Anne Borchert

After 25+ years at Case Western Reserve, Anne Borchert reflects on ‘the family business’

Corporate relations leader steps down June 30 with praise for campus culture and ‘incredible people’

After more than a quarter century working at Case Western Reserve, Anne Borchert will close her career at the university June 30.

But with family ties to the institution dating back to the 1940s—and two children pursuing bachelor’s degrees today—her connection to the campus appears certain to persist.

Borchert’s grandfather, Thomas Keith Glennan, served as the Case Institute of Technology’s president for nearly two decades, and her father, Frank Roy Borchert Jr., was a longtime vice president at Case Western Reserve. Meanwhile her mother, Catherine “Kitty” Borchert, became a double alumna, receiving her second degree at age 72.

“I like to say I’m the third generation in the family business,” said Borchert, currently the university’s leader for corporate relations and strategic projects. “I fell in love with CWRU early on and could see why my dad and grandfather considered it this amazing little jewel.”

After serving as executive director of alumni and development at the University of Chicago’s International House, Borchert was hired for her first position at CWRU. But instead of returning to her native Cleveland for the job she headed to Yokohama, Japan.

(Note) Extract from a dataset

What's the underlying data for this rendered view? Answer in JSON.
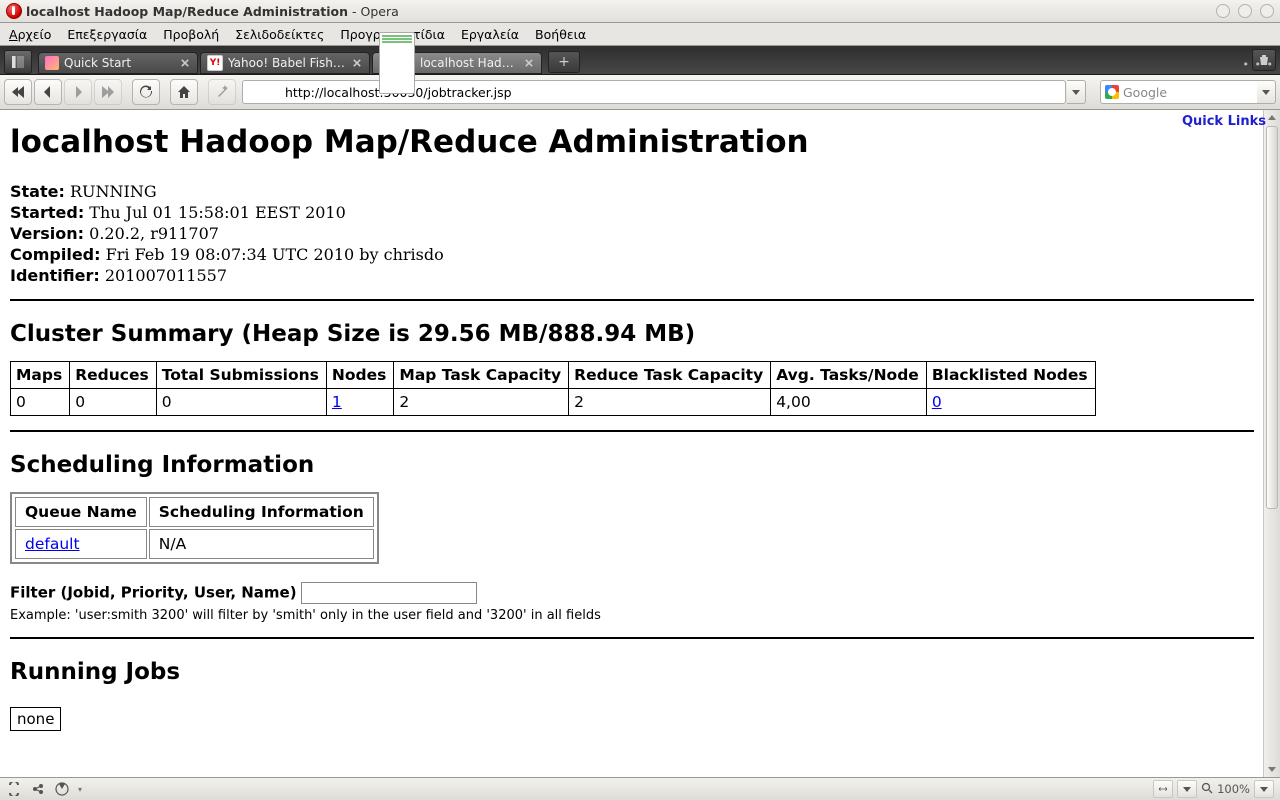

After her husband, Jeffrey Isaacs, had been offered a teaching position in the city, Borchert successfully pitched the idea of establishing an international office that would engage Case Western Reserve alumni and corporate partners in Asia.

Five years later, Borchert and her family moved to Cleveland and she began working in development at CWRU’s Case School of Engineering. In 2007 she made the shift to corporate relations.

“At that point, there was no front door for our industry partners to access the university,” said Borchert. “We determined where we had the most alumni and which companies were already engaged, hired a team, made assignments, and we were off to the races.”

Collaborations with organizations such as KeyBank and Underwriters Laboratories have been vital to developing diversity, equity and inclusion initiatives, Borchert said. Research competitions, internships and scholarships provide underrepresented populations equitable access to experiential learning opportunities while strengthening the talent pipeline from Case Western Reserve into local industry.

“Anne and the corporate relations team have been invaluable partners in helping us grow our relationships with corporations on behalf of students,” said Drew Poppleton, CWRU’s director of post-graduate planning and experiential education. “I’ve worked with Anne for more than a decade now, and I can’t think of anyone who has been a bigger champion for the university with outside entities.”

Borchert also worked to connect CWRU professors with companies that could benefit from faculty research. One initiative that advanced industry and academic collaboration was the Innovation Prize Fund, which she cites among her proudest accomplishments.

The program structure offers companies an inside look at the groundbreaking research taking place on campus while igniting creativity among faculty by inviting proposals for seed funding. The program started with Sherwin Williams in 2013 and laid a foundation for lasting partnerships with companies including Lubrizol, Johnson & Johnson and Nottingham Spirk.

“I have always loved Case Western Reserve’s culture of intrapreneurship,” she reflected. “I’ve been able to experiment and test out new ideas. It has been really exciting, and it’s part of what has kept me here for 25 years. But more than anything, I’ll miss the incredible people.”